Pontchartrain du Détroit (Fort Pontchartrain of the Strait), founded in 1701 by
the French Cadillac, it was conquered by the British in 1760 and passed to the
United States in 1783 although it was actually sold in 1796 following the Treaty
of Jay. Capital of the territory and then of the state of Michigan from 1805 to
1847, it was the center of anti-slavery activities. The opening of the Erie
canal (1825) and the construction of the railway (1852) made it an important
commercial center, but its great development took place only in the early years
of this century, after the automotive industry (Chrysler, Ford, General Motors)
fixed its headquarters there (1899). The city, called The Motor City,

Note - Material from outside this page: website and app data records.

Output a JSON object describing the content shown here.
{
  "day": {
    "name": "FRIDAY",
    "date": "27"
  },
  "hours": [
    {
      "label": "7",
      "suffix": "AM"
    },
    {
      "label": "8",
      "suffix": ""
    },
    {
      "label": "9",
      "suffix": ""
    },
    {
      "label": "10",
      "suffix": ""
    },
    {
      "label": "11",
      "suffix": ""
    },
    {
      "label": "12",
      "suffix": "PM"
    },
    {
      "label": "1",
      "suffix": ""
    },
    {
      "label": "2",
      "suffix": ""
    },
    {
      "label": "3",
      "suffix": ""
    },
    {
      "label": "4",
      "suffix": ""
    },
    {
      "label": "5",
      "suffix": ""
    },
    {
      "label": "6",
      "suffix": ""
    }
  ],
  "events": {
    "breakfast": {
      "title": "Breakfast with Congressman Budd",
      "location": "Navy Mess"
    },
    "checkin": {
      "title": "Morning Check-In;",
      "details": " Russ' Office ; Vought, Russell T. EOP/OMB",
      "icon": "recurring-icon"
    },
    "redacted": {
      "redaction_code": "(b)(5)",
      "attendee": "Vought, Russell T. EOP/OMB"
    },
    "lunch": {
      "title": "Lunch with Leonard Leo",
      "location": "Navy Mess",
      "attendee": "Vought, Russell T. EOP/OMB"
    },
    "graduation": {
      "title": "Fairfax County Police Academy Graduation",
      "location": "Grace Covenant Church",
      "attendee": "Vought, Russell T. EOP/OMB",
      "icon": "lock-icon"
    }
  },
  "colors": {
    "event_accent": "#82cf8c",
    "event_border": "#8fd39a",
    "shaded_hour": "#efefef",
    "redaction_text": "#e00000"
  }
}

produces approx. a quarter of US cars. In addition to the large car complexes,
numerous other industries also operate, active in the food, engineering,
chemical, petrochemical, paint, shipbuilding, etc. sectors. Detroit is an
important rail and port center and is served by an international airport. The
city is also an important cultural center, home to the University of Detroit
(1877), Wayne State University (1933), a Technology Institute and numerous
colleges, museums (including the Detroit Institute of Arts and the Henry Ford
Museum) and libraries.
Destroyed by a fire in 1805, Detroit was rebuilt in 1807 according to AB
Woodward's plan. The guiding idea of the plan, which proceeded for a general
subdivision on the basic module of 5000 square feet, was the repeatability of an
equilateral triangular mesh (400 feet on each side, divided into straight
triangles or sections) whose main radiocentric nodes were represented by the
Grand Circus and from Campus Martius. The plan was partially carried out and
from 1820 Detroit grew according to a checkerboard pattern. In 1870 the Grand
Boulevard was built, which delimits the Inner City area. In 1915 the Bennet plan
developed the series of parks around Detroit with the construction of Outer
Drive and the extension of Rouge Park. By 1920 Detroit became the area of the
USA with the greatest industrial concentration. With the 1925 plan, the main
connecting arteries between Detroit and the surrounding area were built. A new
organization of the development of the city took place only with the plan of
1951, to which subsequent interventions must refer.